While beverages like Red Bull, Monster and Rock Star have become more popular in recent years, increasing research continues to emerge that suggest users may face serious health risks from the energy drinks. A new study suggests that the beverages may dramatically increase a person’s resting blood pressure, especially if they typically drink little or no caffeine daily, which may increase the risk of cardiac events.
Researchers from the Mayo Clinic presented their findings on March 14, at the American College of Cardiology’s 64th Annual Scientific Session in San Diego.
In the study, researchers gave 25 young adults between the ages of 19 and 40 either one can of commercially available energy drink or a placebo drink. They also assessed their blood pressure and heart rate 30 minutes before having the drink and 30 minutes after having the drink.

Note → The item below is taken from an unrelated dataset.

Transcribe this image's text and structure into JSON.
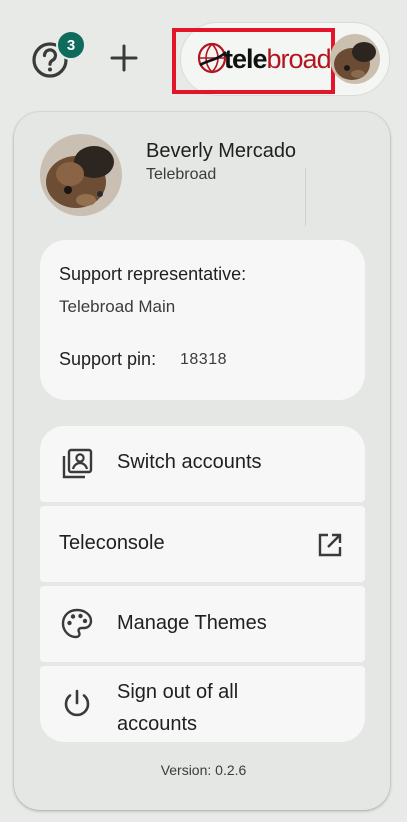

Participants who had energy drinks experienced a rise in blood pressure compared to those who had the placebo drink. Researchers also found the effect was the most dramatic in people who typically did not consume much caffeine.
Blood pressure increased by more than double in adults who consumed energy drinks during the study, but typically drank little caffeine daily, compared to those that had the placebo drink.
The findings of the study are similar to those of a study published last year, when French research identified a link between energy drinks and serious heart problems, including increased risk of angina, irregular heartbeats and sudden death.
“We know that energy drink consumption is widespread and rising among young people,” said lead author Anna Svatikova, M.D., Ph.D., at the Mayo Clinic. “Concerns about the health safety of energy drinks have been raised. We and others have previously shown that energy drinks increase blood pressure.”
Overall, healthy young adults who do not drink caffeine regularly experienced a greater rise in resting blood pressure after drinking an energy drink. Participants who typically drank caffeine daily also had an increase in blood pressure, but not as significantly as in the caffeine-naive participants.
Researchers categorized a caffeine-naive participant as consuming less than 160 mg of caffeine per day, the amount of caffeine often found in one cup of coffee. Participants were considered regular caffeine users if they drank 160 mg of caffeine per day or more.
Energy Drink Heart Concerns
The results of the study have researchers concerned that energy drinks may increase the likelihood of people suffering other serious cardiac events, like a heart attack or irregular heartbeat after drinking an energy drink.
Another study published in 2013 linked the consumption of energy drinks to causing more forceful heart contractions, also potentially leading to other serious cardiac events.
“Now we are seeing that for those not used to caffeine, the concern may be even greater,” said Svatikova. “Consumers should use caution when using energy drinks because they may increase the risk of cardiovascular problems, even among young people.”
A wrongful death lawsuit filed against Monster Energy Drinks, is set to go to trial in April. The plaintiffs indicate the product caused cardiac arrest and death in a 19 year old consumer who drank at least two 16-ounce cans of the energy drink within 24 hours,.
The case is expected to go before the California Superior Court next month. The family of the teen who died is alleging the energy drink was directly involved in causing the cardiac event that lead to her death and the manufacturer failed to adequately warn consumers of potential risks of heart problems, including heart attack, cardiomyopathy, cardiac arrhythmia and enlarged heart.